• [Task instructions]:
The entries must be set down again word for word; no pictures belong in the copy.
*** Opening of Data records ***
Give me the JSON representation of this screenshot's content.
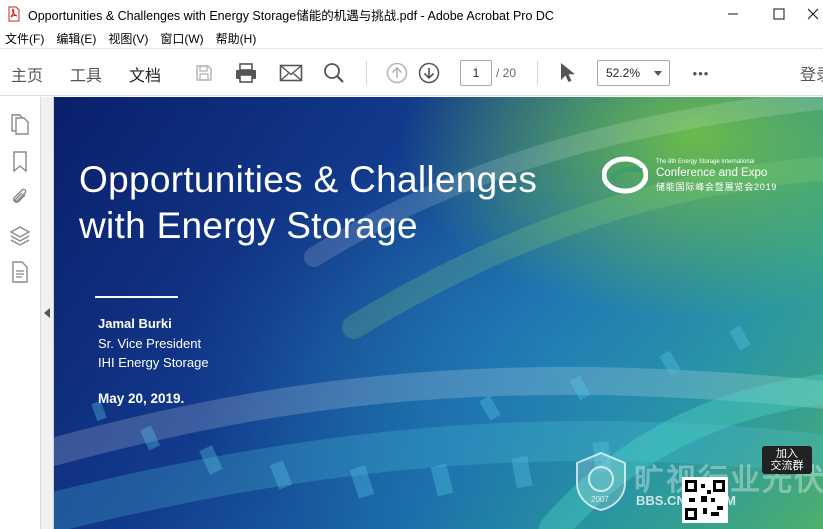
{
  "window": {
    "title": "Opportunities & Challenges with Energy Storage储能的机遇与挑战.pdf - Adobe Acrobat Pro DC",
    "minimize": "—",
    "maximize": "☐",
    "close": "✕"
  },
  "menu": [
    {
      "label": "文件(F)"
    },
    {
      "label": "编辑(E)"
    },
    {
      "label": "视图(V)"
    },
    {
      "label": "窗口(W)"
    },
    {
      "label": "帮助(H)"
    }
  ],
  "toolbar": {
    "tabs": [
      {
        "label": "主页",
        "active": false
      },
      {
        "label": "工具",
        "active": false
      },
      {
        "label": "文档",
        "active": true
      }
    ],
    "icons": [
      "save-icon",
      "print-icon",
      "email-icon",
      "search-icon",
      "page-up-icon",
      "page-down-icon",
      "select-pointer-icon",
      "more-icon"
    ],
    "page_current": "1",
    "page_total": "/ 20",
    "zoom": "52.2%",
    "more": "•••",
    "login": "登录"
  },
  "sidebar": {
    "icons": [
      "pages-icon",
      "bookmark-icon",
      "attachment-icon",
      "layers-icon",
      "document-properties-icon"
    ]
  },
  "slide": {
    "title_line1": "Opportunities & Challenges",
    "title_line2": "with Energy Storage",
    "presenter_name": "Jamal Burki",
    "presenter_role": "Sr. Vice President",
    "presenter_company": "IHI Energy Storage",
    "date": "May 20, 2019.",
    "conference": {
      "small": "The 8th Energy Storage International",
      "main": "Conference and Expo",
      "cn": "储能国际峰会暨展览会2019"
    }
  },
  "watermark": {
    "brand": "旷视行业光伏论坛",
    "url": "BBS.CNPV.COM",
    "year": "2007",
    "join": "加入\n交流群"
  },
  "colors": {
    "accent": "#1473e6",
    "slide_dark": "#0a1f6a",
    "slide_green": "#4fb06a"
  }
}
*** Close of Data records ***
• [Response to the task]:
Give me the JSON representation of this screenshot's content.
{
  "window": {
    "title": "Opportunities & Challenges with Energy Storage储能的机遇与挑战.pdf - Adobe Acrobat Pro DC",
    "minimize": "—",
    "maximize": "☐",
    "close": "✕"
  },
  "menu": [
    {
      "label": "文件(F)"
    },
    {
      "label": "编辑(E)"
    },
    {
      "label": "视图(V)"
    },
    {
      "label": "窗口(W)"
    },
    {
      "label": "帮助(H)"
    }
  ],
  "toolbar": {
    "tabs": [
      {
        "label": "主页",
        "active": false
      },
      {
        "label": "工具",
        "active": false
      },
      {
        "label": "文档",
        "active": true
      }
    ],
    "icons": [
      "save-icon",
      "print-icon",
      "email-icon",
      "search-icon",
      "page-up-icon",
      "page-down-icon",
      "select-pointer-icon",
      "more-icon"
    ],
    "page_current": "1",
    "page_total": "/ 20",
    "zoom": "52.2%",
    "more": "•••",
    "login": "登录"
  },
  "sidebar": {
    "icons": [
      "pages-icon",
      "bookmark-icon",
      "attachment-icon",
      "layers-icon",
      "document-properties-icon"
    ]
  },
  "slide": {
    "title_line1": "Opportunities & Challenges",
    "title_line2": "with Energy Storage",
    "presenter_name": "Jamal Burki",
    "presenter_role": "Sr. Vice President",
    "presenter_company": "IHI Energy Storage",
    "date": "May 20, 2019.",
    "conference": {
      "small": "The 8th Energy Storage International",
      "main": "Conference and Expo",
      "cn": "储能国际峰会暨展览会2019"
    }
  },
  "watermark": {
    "brand": "旷视行业光伏论坛",
    "url": "BBS.CNPV.COM",
    "year": "2007",
    "join": "加入\n交流群"
  },
  "colors": {
    "accent": "#1473e6",
    "slide_dark": "#0a1f6a",
    "slide_green": "#4fb06a"
  }
}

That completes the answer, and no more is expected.